Early repair of open abdomen with a tailored two-component mesh and conditioning vacuum packing: a safe alternative to the planned giant ventral hernia.

Dietz UA, Wichelmann C, Wunder C, Kauczok J, Spor L, Strauß A, Wildenauer R, Jurowich C, Germer CT - Hernia (2012)

Patient flow diagram
© Copyright Policy
Related In: Results  -  Collection

Show All Figures
getmorefigures.php?uid=PMC3412951&req=5

Fig6: Patient flow diagram
Mentions: In the group of patients with primary abdominal wall closure, the linea alba was sutured with a PDS® 1 USP loop suture or reconstruction was done by implantation of a PP mesh in retromuscular sublay position with the placement of subcutaneous and/or retromuscular suction drainage for 5–6 days. In unfavorable fascial conditions, the rectus sheath layers were closed with bilateral inverted figure-eight sutures [17]. A third patient group was closed in a manner different from that described above (Table 1) (Fig. 6). These were patients with open small bowel fistulas (covered by skin mesh after the granulation of the laparostomy) or who received a secondary skin suture over the bowel convolution without fascia closure.Fig. 6

Bottom Line: Already in stage 3, 14 patients (73.68 %) could be weaned from respirator an average of 6.78 days after placement of the two-component mesh; 6 patients (31.57 %) could be mobilized on the edge of the bed and/or to a bedside chair after an average of 13 days.No mesh-related hematomas, seromas, or intestinal fistulas were observed.Long-term course in a large number of patients must still confirm this result.

View Article: PubMed Central - PubMed

Affiliation: Department of General, Gastrointestinal, Vascular and Pediatric Surgery, University Hospital of Wuerzburg, Oberduerrbacher Strasse 6, 97080, Wuerzburg, Germany. dietz_u@chirurgie.uni-wuerzburg.de

ABSTRACT

Purpose: Once open abdomen therapy has succeeded, the problem of closing the abdominal wall must be addressed.
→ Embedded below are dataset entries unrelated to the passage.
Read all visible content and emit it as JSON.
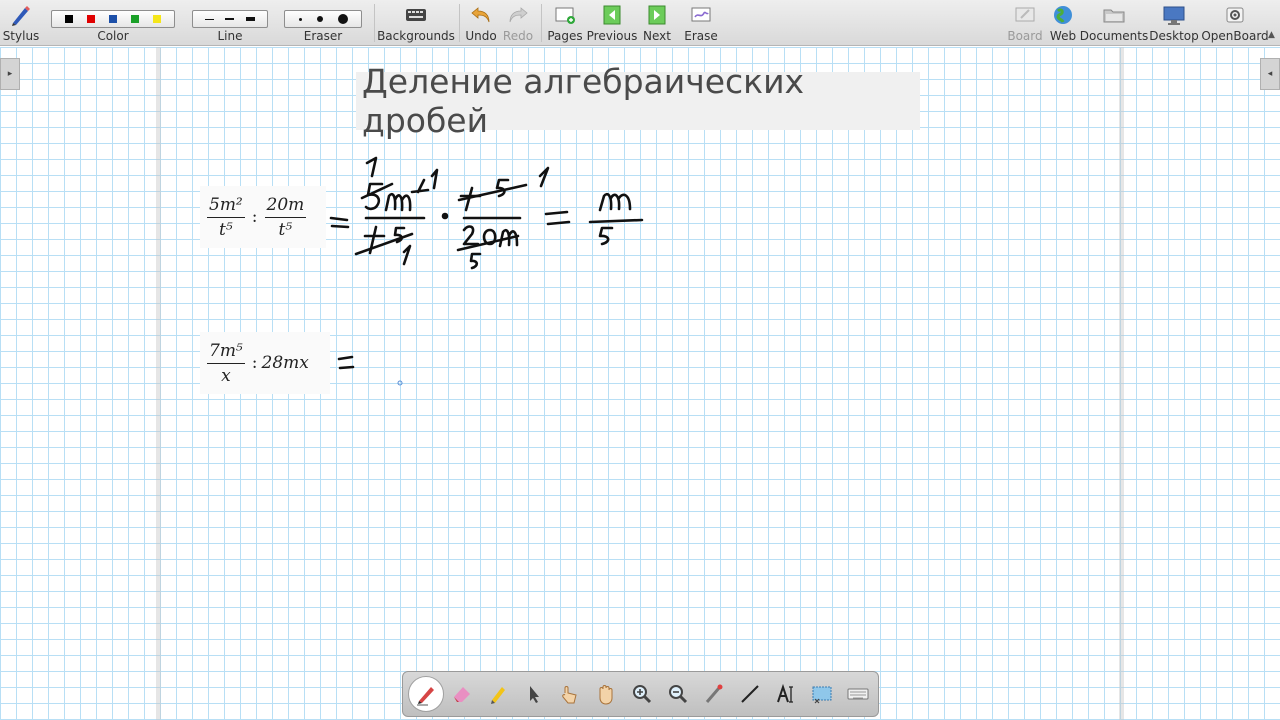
{
  "toolbar": {
    "stylus_label": "Stylus",
    "color_label": "Color",
    "line_label": "Line",
    "eraser_label": "Eraser",
    "backgrounds_label": "Backgrounds",
    "undo_label": "Undo",
    "redo_label": "Redo",
    "pages_label": "Pages",
    "previous_label": "Previous",
    "next_label": "Next",
    "erase_label": "Erase",
    "board_label": "Board",
    "web_label": "Web",
    "documents_label": "Documents",
    "desktop_label": "Desktop",
    "openboard_label": "OpenBoard",
    "palette_colors": [
      "#000000",
      "#e00000",
      "#1c4fa8",
      "#1aa028",
      "#f5e61a"
    ],
    "disabled_color": "#9a9a9a"
  },
  "board": {
    "title": "Деление алгебраических дробей",
    "grid_color": "#b8dff5",
    "expression1": {
      "frac1_num": "5m²",
      "frac1_den": "t⁵",
      "op": ":",
      "frac2_num": "20m",
      "frac2_den": "t⁵"
    },
    "expression2": {
      "frac_num": "7m⁵",
      "frac_den": "x",
      "op": ":",
      "term": "28mx"
    },
    "ink_color": "#111111"
  },
  "dock": {
    "tools": [
      "pen-icon",
      "eraser-icon",
      "highlighter-icon",
      "pointer-icon",
      "play-icon",
      "hand-icon",
      "zoom-in-icon",
      "zoom-out-icon",
      "laser-icon",
      "line-icon",
      "text-icon",
      "capture-icon",
      "keyboard-icon"
    ]
  }
}
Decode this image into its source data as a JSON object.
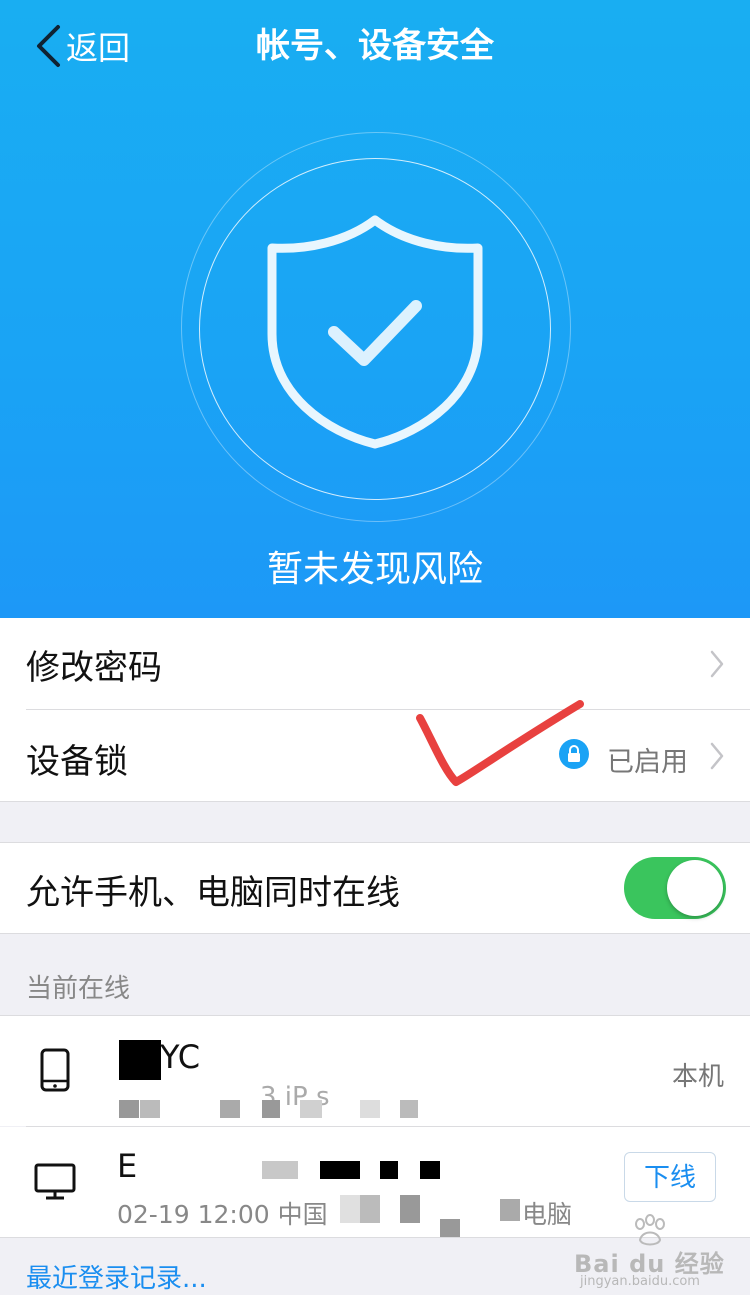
{
  "header": {
    "back_label": "返回",
    "title": "帐号、设备安全"
  },
  "hero": {
    "status": "暂未发现风险"
  },
  "settings": {
    "change_password": "修改密码",
    "device_lock": "设备锁",
    "device_lock_status": "已启用",
    "allow_simultaneous": "允许手机、电脑同时在线",
    "allow_simultaneous_on": true
  },
  "online": {
    "section_title": "当前在线",
    "devices": [
      {
        "name": "YC",
        "detail": "3 iP s",
        "tag": "本机",
        "icon": "phone-icon"
      },
      {
        "name": "E",
        "detail_date": "02-19 12:00 中国",
        "detail_suffix": "电脑",
        "action": "下线",
        "icon": "monitor-icon"
      }
    ]
  },
  "recent_login_link": "最近登录记录...",
  "watermark": {
    "brand": "Bai du 经验",
    "url": "jingyan.baidu.com"
  },
  "colors": {
    "hero": "#1aa3f5",
    "toggle_on": "#3ac55d",
    "link": "#1a8ef0",
    "annotation": "#e8413f"
  }
}
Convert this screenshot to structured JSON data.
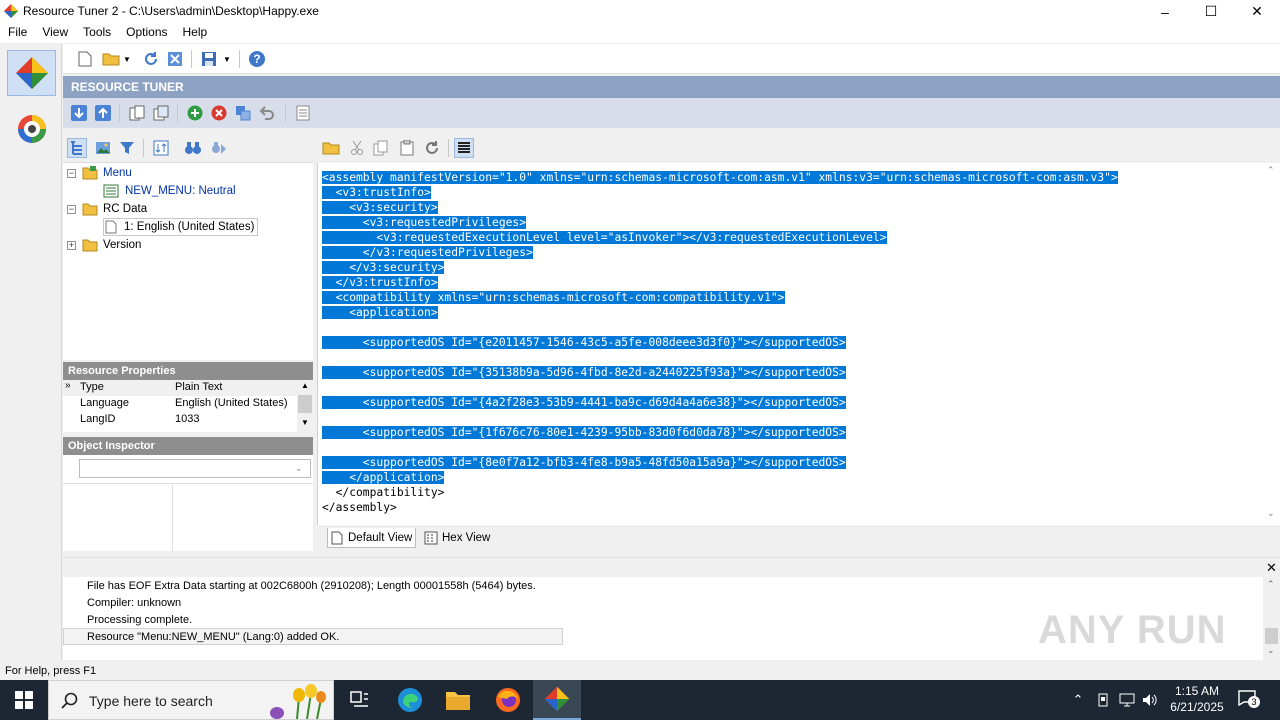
{
  "window": {
    "title": "Resource Tuner 2 - C:\\Users\\admin\\Desktop\\Happy.exe",
    "controls": {
      "minimize": "–",
      "maximize": "☐",
      "close": "✕"
    }
  },
  "menu": {
    "items": [
      {
        "label": "File"
      },
      {
        "label": "View"
      },
      {
        "label": "Tools"
      },
      {
        "label": "Options"
      },
      {
        "label": "Help"
      }
    ]
  },
  "header": {
    "title": "RESOURCE TUNER"
  },
  "tree": {
    "nodes": [
      {
        "label": "Menu",
        "expander": "−",
        "icon": "menu-folder-icon"
      },
      {
        "label": "NEW_MENU: Neutral",
        "icon": "menu-resource-icon"
      },
      {
        "label": "RC Data",
        "expander": "−",
        "icon": "folder-icon"
      },
      {
        "label": "1: English (United States)",
        "icon": "document-icon"
      },
      {
        "label": "Version",
        "expander": "+",
        "icon": "folder-icon"
      }
    ]
  },
  "properties": {
    "title": "Resource Properties",
    "rows": [
      {
        "key": "Type",
        "value": "Plain Text"
      },
      {
        "key": "Language",
        "value": "English (United States)"
      },
      {
        "key": "LangID",
        "value": "1033"
      }
    ]
  },
  "object_inspector": {
    "title": "Object Inspector",
    "dropdown_value": ""
  },
  "editor": {
    "lines": [
      "<assembly manifestVersion=\"1.0\" xmlns=\"urn:schemas-microsoft-com:asm.v1\" xmlns:v3=\"urn:schemas-microsoft-com:asm.v3\">",
      "  <v3:trustInfo>",
      "    <v3:security>",
      "      <v3:requestedPrivileges>",
      "        <v3:requestedExecutionLevel level=\"asInvoker\"></v3:requestedExecutionLevel>",
      "      </v3:requestedPrivileges>",
      "    </v3:security>",
      "  </v3:trustInfo>",
      "  <compatibility xmlns=\"urn:schemas-microsoft-com:compatibility.v1\">",
      "    <application>",
      "",
      "      <supportedOS Id=\"{e2011457-1546-43c5-a5fe-008deee3d3f0}\"></supportedOS>",
      "",
      "      <supportedOS Id=\"{35138b9a-5d96-4fbd-8e2d-a2440225f93a}\"></supportedOS>",
      "",
      "      <supportedOS Id=\"{4a2f28e3-53b9-4441-ba9c-d69d4a4a6e38}\"></supportedOS>",
      "",
      "      <supportedOS Id=\"{1f676c76-80e1-4239-95bb-83d0f6d0da78}\"></supportedOS>",
      "",
      "      <supportedOS Id=\"{8e0f7a12-bfb3-4fe8-b9a5-48fd50a15a9a}\"></supportedOS>",
      "    </application>",
      "  </compatibility>",
      "</assembly>"
    ]
  },
  "view_tabs": [
    {
      "label": "Default View"
    },
    {
      "label": "Hex View"
    }
  ],
  "log": {
    "lines": [
      "File has EOF Extra Data starting at 002C6800h (2910208); Length 00001558h (5464) bytes.",
      "Compiler: unknown",
      "Processing complete.",
      "Resource \"Menu:NEW_MENU\" (Lang:0) added OK."
    ]
  },
  "statusbar": {
    "text": "For Help, press F1"
  },
  "taskbar": {
    "search_placeholder": "Type here to search",
    "time": "1:15 AM",
    "date": "6/21/2025",
    "notification_count": "3"
  },
  "watermark": {
    "text": "ANY RUN"
  },
  "colors": {
    "selection": "#0078d7",
    "header_band": "#8ea2c4",
    "panel_title": "#8e8e8e",
    "taskbar": "#1c2733"
  }
}
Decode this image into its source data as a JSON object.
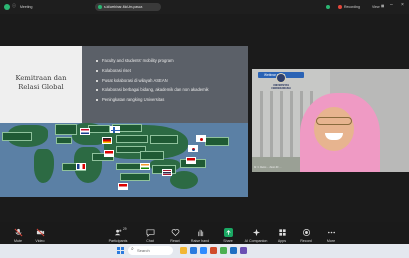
{
  "topbar": {
    "app_label": "Meeting",
    "url": "s.id/webinar-MoUm-pasca",
    "recording": "Recording",
    "view": "View"
  },
  "slide": {
    "title": "Kemitraan dan Relasi Global",
    "bullets": [
      "Faculty and students' mobility program",
      "Kolaborasi riset",
      "Pusat kolaborasi di wilayah ASEAN",
      "Kolaborasi berbagai bidang, akademik dan non akademik",
      "Peningkatan rangking Universitas"
    ]
  },
  "video": {
    "tag": "Webinar pasca",
    "logo_text": "UNIVERSITAS CENDERAWASIH",
    "name": "Dr. Ir. Retno ... Zoom ID: ..."
  },
  "toolbar": {
    "mute": "Mute",
    "video": "Video",
    "participants": "Participants",
    "participants_count": "29",
    "chat": "Chat",
    "react": "React",
    "share": "Share",
    "select_hand": "Raise hand",
    "ai_companion": "AI Companion",
    "apps": "Apps",
    "record": "Record",
    "more": "More",
    "search": "Search"
  },
  "colors": {
    "share_green": "#1aa863",
    "zoom_blue": "#2a63b5",
    "recording_red": "#e5473b"
  }
}
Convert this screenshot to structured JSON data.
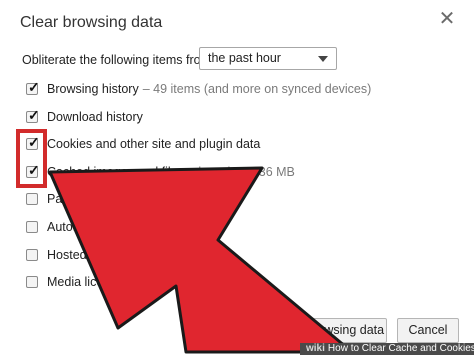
{
  "dialog": {
    "title": "Clear browsing data",
    "close_icon": "close-icon",
    "obliterate_label": "Obliterate the following items from:",
    "time_range": "the past hour"
  },
  "options": [
    {
      "label": "Browsing history",
      "detail": "– 49 items (and more on synced devices)",
      "checked": true
    },
    {
      "label": "Download history",
      "detail": "",
      "checked": true
    },
    {
      "label": "Cookies and other site and plugin data",
      "detail": "",
      "checked": true
    },
    {
      "label": "Cached images and files",
      "detail": "– less than 336 MB",
      "checked": true
    },
    {
      "label": "Pas",
      "detail": "",
      "checked": false
    },
    {
      "label": "Autofil",
      "detail": "",
      "checked": false
    },
    {
      "label": "Hosted app",
      "detail": "",
      "checked": false
    },
    {
      "label": "Media licenses",
      "detail": "",
      "checked": false
    }
  ],
  "buttons": {
    "clear": "Clear browsing data",
    "cancel": "Cancel"
  },
  "footer": {
    "brand": "wiki",
    "caption": "How to Clear Cache and Cookies"
  },
  "annotation": {
    "highlight_color": "#d22b2b",
    "arrow_color": "#e0262f"
  }
}
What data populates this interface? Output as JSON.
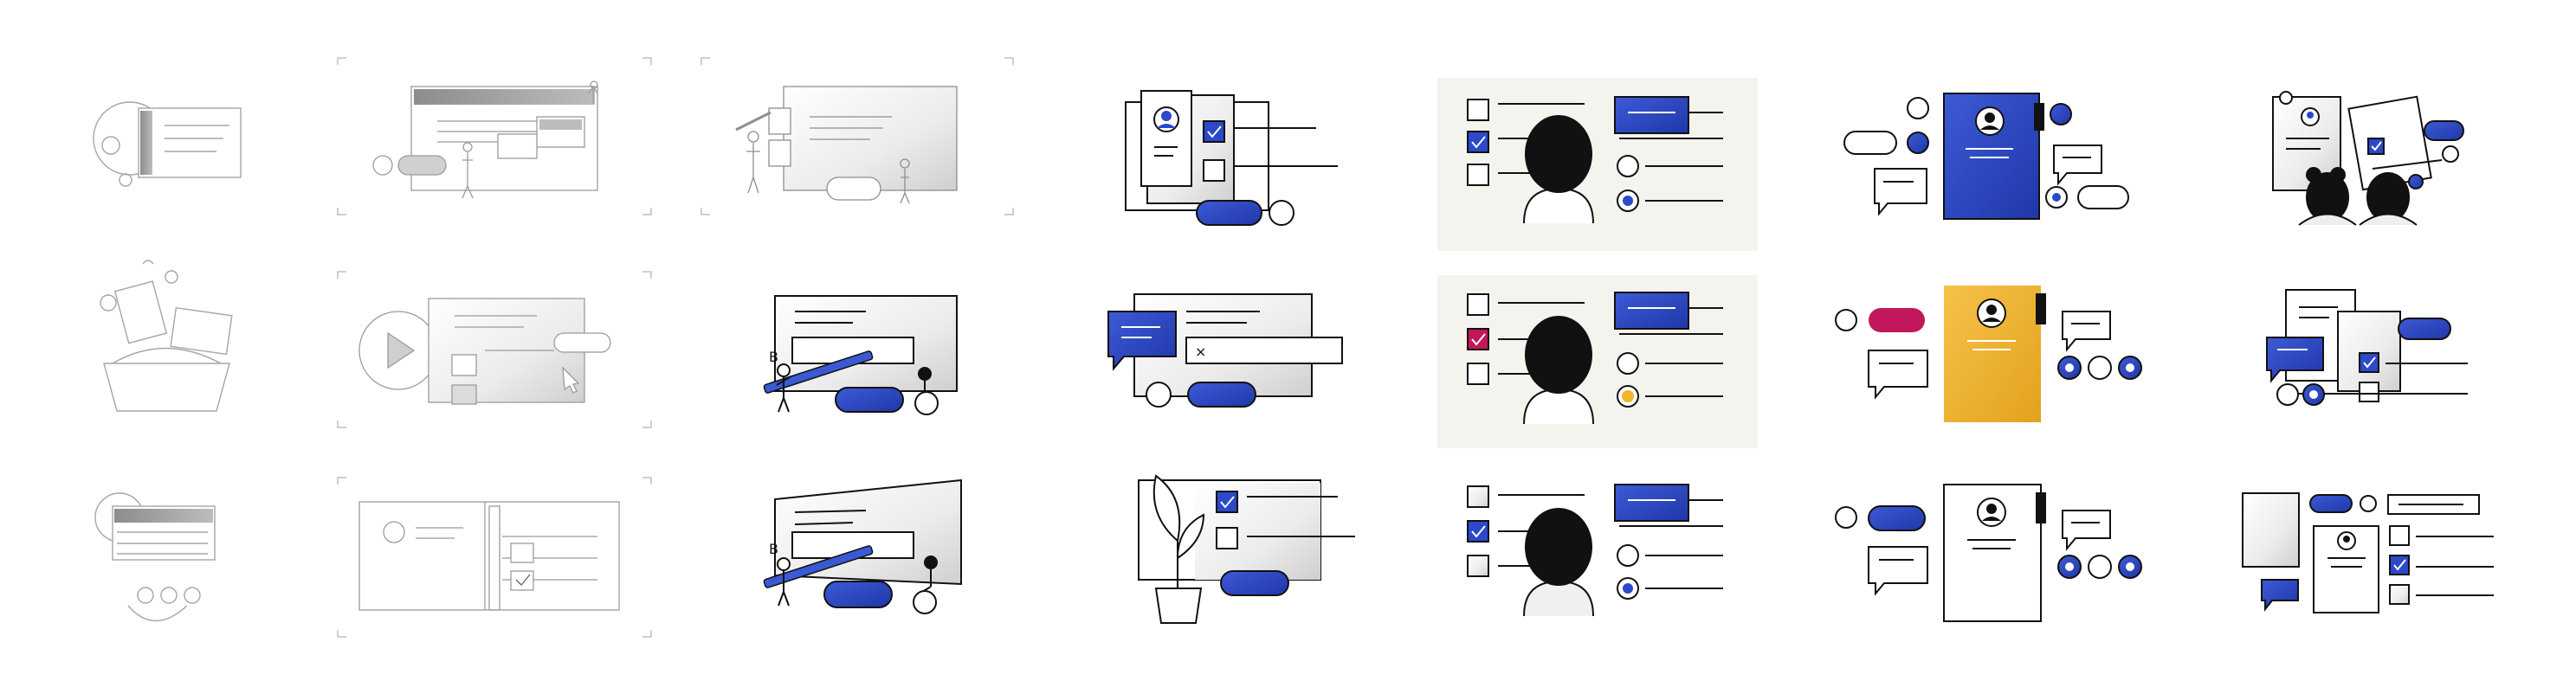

We present a new four-stage procedure involving the application of a two-component mesh and vacuum conditioning for abdominal wall closure of even large defects. The aim is to prevent the development of a giant ventral hernia and the eventual need for the repair of the abdominal wall.

Methods: Nineteen of 62 patients treated by open abdomen over a two-year period could not receive primary abdominal wall closure. To achieve closure in these patients, we applied the following four-stage procedure: stage 1: abdominal damage control and conditioning of the abdominal wall; stage 2: attachment of a tailored two-component mesh of polyglycolic acid (PGA) and large pore polypropylene (PP) in intraperitoneal position (IPOM) plus placement of a vacuum bandage; stage 3: vacuum therapy for 3-4 weeks to allow granulation of the mesh and optimization of dermatotraction; stage 4: final skin suture. During stage 3, eligible patients were weaned from respirator and mobilized.

Results: The abdominal wall gap in the 19 patients ranged in size from 240 cm(2) to more than 900 cm(2). An average of 3.44 vacuum dressing changes over 19 days were required to achieve 60-100 % granulation of the surface area, so final skin suture could be made. Already in stage 3, 14 patients (73.68 %) could be weaned from respirator an average of 6.78 days after placement of the two-component mesh; 6 patients (31.57 %) could be mobilized on the edge of the bed and/or to a bedside chair after an average of 13 days. No mesh-related hematomas, seromas, or intestinal fistulas were observed.

Conclusion: The four-stage procedure presented here is a viable option for achieving abdominal wall closure in patients treated with open abdomen, enabling us to avoid the development of planned giant ventral hernias. It has few complications and has the special advantage of allowing mobilization of the patients before final skin closure. Long-term course in a large number of patients must still confirm this result.

Show MeSH
Related in: MedlinePlus